» **TASK STATEMENT**
The records should be repeated word for word, pictures excluded.

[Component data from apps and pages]
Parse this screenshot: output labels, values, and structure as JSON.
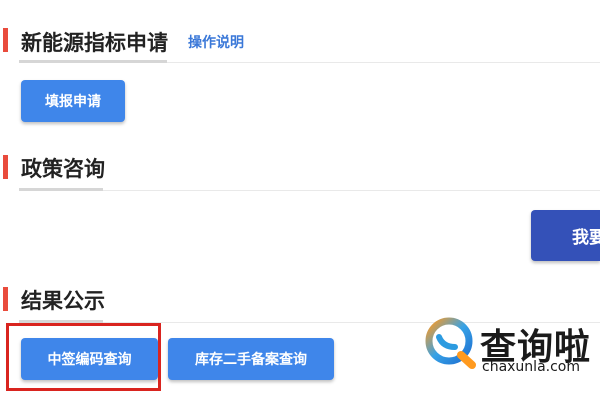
{
  "sections": {
    "new_energy": {
      "title": "新能源指标申请",
      "help_link": "操作说明",
      "button": "填报申请"
    },
    "policy": {
      "title": "政策咨询",
      "button": "我要"
    },
    "results": {
      "title": "结果公示",
      "buttons": [
        "中签编码查询",
        "库存二手备案查询"
      ]
    }
  },
  "watermark": {
    "name": "查询啦",
    "url": "chaxunla.com",
    "icon": "chaxunla-q-logo-icon"
  },
  "colors": {
    "accent": "#e94b3c",
    "primary_button": "#3f86ea",
    "dark_button": "#3451b8",
    "link": "#3a78d8",
    "highlight": "#d9241f"
  }
}
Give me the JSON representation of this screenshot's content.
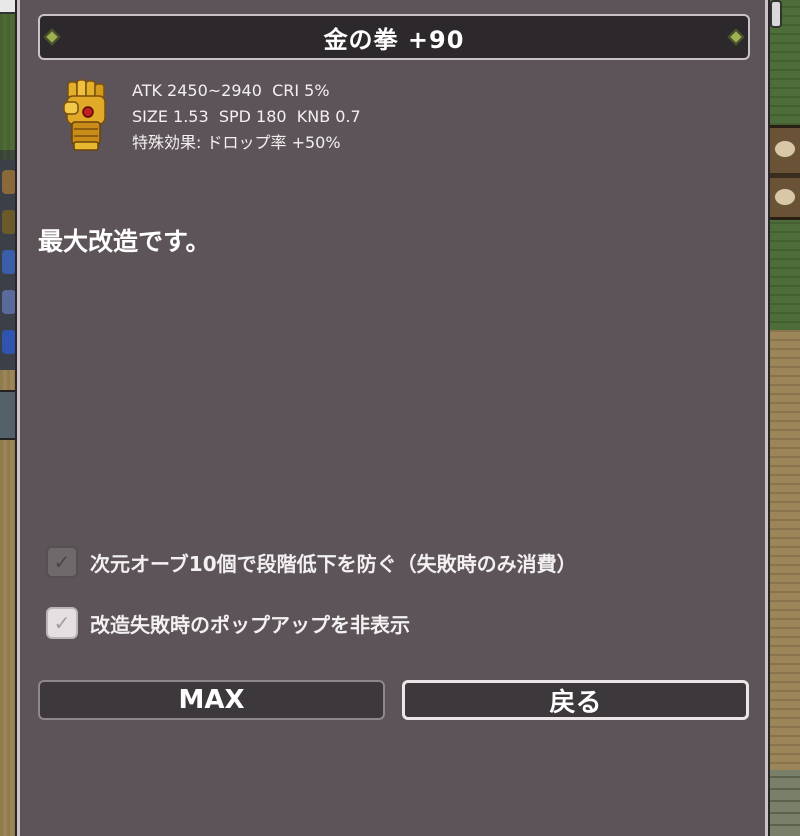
{
  "dialog": {
    "title": "金の拳 +90",
    "item_icon": "golden-fist-icon",
    "stats": [
      "ATK 2450~2940  CRI 5%",
      "SIZE 1.53  SPD 180  KNB 0.7",
      "特殊効果: ドロップ率 +50%"
    ],
    "message": "最大改造です。",
    "options": [
      {
        "label": "次元オーブ10個で段階低下を防ぐ（失敗時のみ消費）",
        "checked": true,
        "enabled": false
      },
      {
        "label": "改造失敗時のポップアップを非表示",
        "checked": true,
        "enabled": true
      }
    ],
    "buttons": {
      "max": "MAX",
      "back": "戻る"
    },
    "check_glyph": "✓"
  },
  "colors": {
    "panel": "#5d5459",
    "title_bar": "#2c282b",
    "border": "#c9c2c6",
    "ornament": "#9fb050",
    "gold": "#d9a520"
  }
}
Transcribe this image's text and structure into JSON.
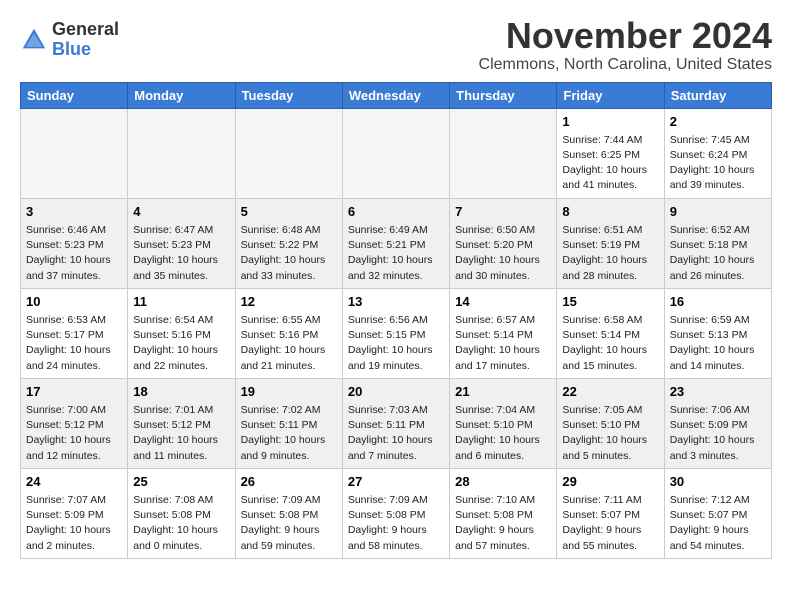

» **WRITTEN RESPONSE**
Parse this screenshot: output labels, values, and structure as JSON.
{
  "sections": {
    "new_energy": {
      "title": "新能源指标申请",
      "help_link": "操作说明",
      "button": "填报申请"
    },
    "policy": {
      "title": "政策咨询",
      "button": "我要"
    },
    "results": {
      "title": "结果公示",
      "buttons": [
        "中签编码查询",
        "库存二手备案查询"
      ]
    }
  },
  "watermark": {
    "name": "查询啦",
    "url": "chaxunla.com",
    "icon": "chaxunla-q-logo-icon"
  },
  "colors": {
    "accent": "#e94b3c",
    "primary_button": "#3f86ea",
    "dark_button": "#3451b8",
    "link": "#3a78d8",
    "highlight": "#d9241f"
  }
}
Give me the JSON representation of this screenshot's content.
{
  "dialog": {
    "title": "金の拳 +90",
    "item_icon": "golden-fist-icon",
    "stats": [
      "ATK 2450~2940  CRI 5%",
      "SIZE 1.53  SPD 180  KNB 0.7",
      "特殊効果: ドロップ率 +50%"
    ],
    "message": "最大改造です。",
    "options": [
      {
        "label": "次元オーブ10個で段階低下を防ぐ（失敗時のみ消費）",
        "checked": true,
        "enabled": false
      },
      {
        "label": "改造失敗時のポップアップを非表示",
        "checked": true,
        "enabled": true
      }
    ],
    "buttons": {
      "max": "MAX",
      "back": "戻る"
    },
    "check_glyph": "✓"
  },
  "colors": {
    "panel": "#5d5459",
    "title_bar": "#2c282b",
    "border": "#c9c2c6",
    "ornament": "#9fb050",
    "gold": "#d9a520"
  }
}
Transcribe this image's text and structure into JSON.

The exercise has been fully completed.